Labor Leader Honored for Work Against Injustices
September 4, 2009 – Just before the country celebrates Labor Day, Georgetown University bestowed its highest degree on AFL-CIO President John Sweeney to honor a career spent fighting for workers’ rights in the United States and abroad.
Sweeney received the degree of Doctor of Laws, honoris causa, for his social justice work that includes advocating for better health care for workers, immigration reform for undocumented workers and increasing the participation of women and underrepresented people in the labor movement.
“This is a night I’ll never forget,” Sweeney said with a smile in Gaston Hall on Sept. 3. “It even nudges out being selected years back to be the grand marshal of the New York St. Patrick’s Day parade.”
Sweeney dedicated his degree to the “millions of working families who continue to inspire me through the work they do everyday to make our country a wonderful place to live.”
Labor Movement Faces Challenges
It is a difficult time for the labor movement, Sweeney acknowledged, pointing to depressed wages and savings wiped away in the recession. Rising unemployment in the past year has given a face to Americans without work, he added.
“The poor and out of work are no longer abstract or invisible,” Sweeney said. “They are our sons and daughters, our mothers and fathers, our friends and neighbors.”
Sweeney said the greater good of society necessitates reforms, including universal health care, job creation, environmentalism, stronger regulations on the financial industry, trade laws to protect workers’ rights, protection for immigrants and laws that preserve workers’ rights to form unions.
A Criticism of ‘Unfettered Globalization’
Sweeney pointed to his Catholic faith as a bedrock foundation for his work to realize those reforms. He said the June social encyclical, Caritas in Veritate, from Pope Benedict XVI acted as a “timely tonic to my spirit.”
“It exposes the evils of unfettered globalization, shattering the notion that markets can be counted on to regulate themselves and that building quotas of poverty and underdevelopment are acceptable ways to make markets work,” the labor leader said. “The Holy Father reaffirms our belief in government as a legitimate tool for correcting injustice and inequality and for regulating business.”
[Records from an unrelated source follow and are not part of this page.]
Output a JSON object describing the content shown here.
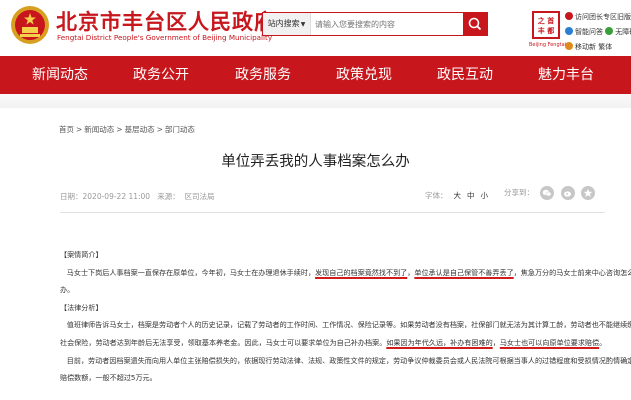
{
  "header": {
    "site_title": "北京市丰台区人民政府",
    "site_subtitle": "Fengtai District People's Government of Beijing Municipality",
    "search": {
      "scope_label": "站内搜索",
      "placeholder": "请输入您要搜索的内容"
    },
    "logo_caption": "Beijing Fengtai",
    "util_links": [
      "访问团长专区旧版",
      "智能问答",
      "无障碍",
      "移动新",
      "繁体"
    ]
  },
  "nav": {
    "items": [
      "新闻动态",
      "政务公开",
      "政务服务",
      "政策兑现",
      "政民互动",
      "魅力丰台"
    ]
  },
  "breadcrumb": {
    "items": [
      "首页",
      "新闻动态",
      "基层动态",
      "部门动态"
    ],
    "separator": ">"
  },
  "article": {
    "title": "单位弄丢我的人事档案怎么办",
    "date_label": "日期：2020-09-22 11:00",
    "source_label": "来源：",
    "source_value": "区司法局",
    "font_size": {
      "label": "字体：",
      "options": [
        "大",
        "中",
        "小"
      ]
    },
    "share_label": "分享到："
  },
  "content": {
    "case_heading": "【案情简介】",
    "p1_a": "马女士下岗后人事档案一直保存在原单位，今年初，马女士在办理退休手续时，",
    "p1_hl1": "发现自己的档案竟然找不到了",
    "p1_b": "，",
    "p1_hl2": "单位承认是自己保管不善弄丢了",
    "p1_c": "，焦急万分的马女士前来中心咨询怎么",
    "p1_d": "办。",
    "legal_heading": "【法律分析】",
    "p2_a": "值班律师告诉马女士，档案是劳动者个人的历史记录，记载了劳动者的工作时间、工作情况、保险记录等。如果劳动者没有档案，社保部门就无法为其计算工龄，劳动者也不能继续缴纳",
    "p2_b": "社会保险，劳动者达到年龄后无法享受，领取基本养老金。因此，马女士可以要求单位为自己补办档案。",
    "p2_hl1": "如果因为年代久远，补办有困难的",
    "p2_c": "，",
    "p2_hl2": "马女士也可以向原单位要求赔偿",
    "p2_d": "。",
    "p3_a": "目前，劳动者因档案遗失而向用人单位主张赔偿损失的，依据现行劳动法律、法规、政策性文件的规定，劳动争议仲裁委员会或人民法院可根据当事人的过错程度和受损情况酌情确定",
    "p3_b": "赔偿数额，一般不超过5万元。"
  },
  "colors": {
    "brand_red": "#c8161d",
    "highlight_underline": "#d21b1b"
  }
}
Georgetown President John J. DeGioia applauded Sweeney’s work as an extension of Catholic teachings about the value of work on society and the individual. He particularly praised Sweeney’s efforts to “promote authentic human development” through work, and the union leader’s work overseas.
“John understands that in our increasingly globalized world,” DeGioia said, “… that we cannot truly defend workers’ rights and conditions in the United States, and we cannot truly fight for authentic human development at home unless we also fight for the rights and conditions of workers abroad.”
Many Sweeney supporters turned out for the degree ceremony, including his family and Georgetown faculty, staff and students.
“His speech was inspirational,” said Sam Harris (C’11). “I wish all prospective students were required to listen to it because this kind of social justice work is what Georgetown really is about -- and should be about.”